Curley waived his right to a jury, and proceeded to a bench trial based on stipulated facts on March 6, 1996. Immediately prior to Curley’s trial, however, the Commonwealth nolle prossed all the lesser charges against Curley, and proceed to prosecute him for two counts of first degree murder and one count of burglary. During Curley’s trial, the Commonwealth’s theory of criminal liability was that although Appellant solicited Curley to kill Clark and Hopper, Curley acted with his own free will in carrying out the crimes. Curley was thereafter convicted of two counts of first degree murder and one count of burglary.

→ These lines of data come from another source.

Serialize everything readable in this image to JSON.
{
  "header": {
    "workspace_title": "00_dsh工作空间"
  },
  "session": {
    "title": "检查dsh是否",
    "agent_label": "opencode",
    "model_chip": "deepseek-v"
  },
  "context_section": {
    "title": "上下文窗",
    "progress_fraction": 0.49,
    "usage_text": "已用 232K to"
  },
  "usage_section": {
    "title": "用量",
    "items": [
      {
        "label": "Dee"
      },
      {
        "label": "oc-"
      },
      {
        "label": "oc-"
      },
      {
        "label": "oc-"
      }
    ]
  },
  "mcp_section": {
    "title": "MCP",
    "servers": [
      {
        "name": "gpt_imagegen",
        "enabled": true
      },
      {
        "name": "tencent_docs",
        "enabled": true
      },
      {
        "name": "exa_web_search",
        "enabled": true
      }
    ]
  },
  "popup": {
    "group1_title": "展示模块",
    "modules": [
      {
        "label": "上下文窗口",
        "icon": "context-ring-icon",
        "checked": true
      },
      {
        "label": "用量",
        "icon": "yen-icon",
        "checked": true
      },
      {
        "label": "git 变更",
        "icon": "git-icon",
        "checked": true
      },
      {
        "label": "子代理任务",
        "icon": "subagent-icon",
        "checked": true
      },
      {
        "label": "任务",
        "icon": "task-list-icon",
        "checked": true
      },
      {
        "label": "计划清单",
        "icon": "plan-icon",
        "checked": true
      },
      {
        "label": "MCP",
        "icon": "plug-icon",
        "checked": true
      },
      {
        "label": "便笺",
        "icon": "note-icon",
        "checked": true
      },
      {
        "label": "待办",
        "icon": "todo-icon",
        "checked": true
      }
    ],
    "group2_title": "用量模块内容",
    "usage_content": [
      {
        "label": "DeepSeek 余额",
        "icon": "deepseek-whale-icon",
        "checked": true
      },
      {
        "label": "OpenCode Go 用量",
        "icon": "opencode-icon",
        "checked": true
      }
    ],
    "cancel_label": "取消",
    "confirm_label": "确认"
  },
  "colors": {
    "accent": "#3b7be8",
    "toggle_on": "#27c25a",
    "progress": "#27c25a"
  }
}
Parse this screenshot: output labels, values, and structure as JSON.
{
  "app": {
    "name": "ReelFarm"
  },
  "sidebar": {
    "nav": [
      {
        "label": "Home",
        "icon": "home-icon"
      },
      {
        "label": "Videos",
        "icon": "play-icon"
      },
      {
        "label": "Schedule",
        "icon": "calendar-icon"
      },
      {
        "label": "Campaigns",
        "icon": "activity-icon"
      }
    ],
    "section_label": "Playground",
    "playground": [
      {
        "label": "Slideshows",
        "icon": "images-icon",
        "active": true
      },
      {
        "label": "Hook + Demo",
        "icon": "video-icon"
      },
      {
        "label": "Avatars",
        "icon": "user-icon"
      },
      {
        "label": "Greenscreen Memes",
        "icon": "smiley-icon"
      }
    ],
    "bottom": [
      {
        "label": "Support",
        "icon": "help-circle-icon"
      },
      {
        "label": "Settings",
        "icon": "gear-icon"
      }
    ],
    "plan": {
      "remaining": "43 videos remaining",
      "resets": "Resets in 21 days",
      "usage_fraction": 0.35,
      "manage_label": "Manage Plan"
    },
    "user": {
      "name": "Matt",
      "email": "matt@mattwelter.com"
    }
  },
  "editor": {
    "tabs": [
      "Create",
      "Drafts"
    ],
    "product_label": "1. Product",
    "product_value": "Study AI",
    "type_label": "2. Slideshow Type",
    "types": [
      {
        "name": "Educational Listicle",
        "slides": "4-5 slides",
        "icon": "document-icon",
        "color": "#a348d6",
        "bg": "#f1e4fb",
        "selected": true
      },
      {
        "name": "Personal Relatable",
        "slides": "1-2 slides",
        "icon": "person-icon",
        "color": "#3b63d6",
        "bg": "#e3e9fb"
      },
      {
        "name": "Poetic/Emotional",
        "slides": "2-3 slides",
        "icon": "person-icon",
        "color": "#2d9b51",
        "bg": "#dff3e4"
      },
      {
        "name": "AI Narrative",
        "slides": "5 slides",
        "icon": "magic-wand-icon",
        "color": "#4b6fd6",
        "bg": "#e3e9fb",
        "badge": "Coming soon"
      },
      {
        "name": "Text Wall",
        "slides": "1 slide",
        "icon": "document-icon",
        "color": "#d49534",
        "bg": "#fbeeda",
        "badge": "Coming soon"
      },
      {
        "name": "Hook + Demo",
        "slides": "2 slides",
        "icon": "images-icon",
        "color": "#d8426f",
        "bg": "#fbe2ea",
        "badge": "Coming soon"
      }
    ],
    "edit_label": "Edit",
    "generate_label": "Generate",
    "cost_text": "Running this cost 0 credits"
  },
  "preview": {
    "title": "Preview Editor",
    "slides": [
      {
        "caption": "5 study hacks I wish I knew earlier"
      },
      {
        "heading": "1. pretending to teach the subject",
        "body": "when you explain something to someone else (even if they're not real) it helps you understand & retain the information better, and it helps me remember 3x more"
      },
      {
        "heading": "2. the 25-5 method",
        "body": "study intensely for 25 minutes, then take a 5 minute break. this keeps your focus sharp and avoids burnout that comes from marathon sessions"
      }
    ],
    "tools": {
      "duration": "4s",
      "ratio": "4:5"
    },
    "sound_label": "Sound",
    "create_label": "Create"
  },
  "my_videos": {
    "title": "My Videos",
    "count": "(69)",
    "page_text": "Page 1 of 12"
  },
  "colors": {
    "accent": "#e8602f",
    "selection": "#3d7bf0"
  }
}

On March 25, 1996, after Curley was convicted, but prior to his penalty proceeding, Appellant’s trial commenced. To demonstrate Appellant’s criminal liability for the first degree murders of Clark and Hopper based on a conspiracy and accomplice theory, the Commonwealth presented Curley’s testimony, which described in detail Appellant’s participation in the crimes. Curley informed the jury that in exchange for his testimony against Appellant, the Commonwealth would stipulate in Curley’s upcoming penalty proceeding that his cooperation served as mitigating evidence. The Commonwealth also presented the testimony of Kirk Schrader, whose involvement in this matter has its own prolix history, which is explained fully infra at –––– – ––––. Schrader testified that he observed Curley and Appellant discuss plans to kill Clark on the day of the murders. He explained that later that day, he heard gunshots being fired in his garage and saw Curley in the garage with his arm extended. The cars in the garage purportedly blocked Schrader’s view of Curley’s gun and Clark. Schrader further testified that he did not receive anything from the Commonwealth in exchange for his testimony.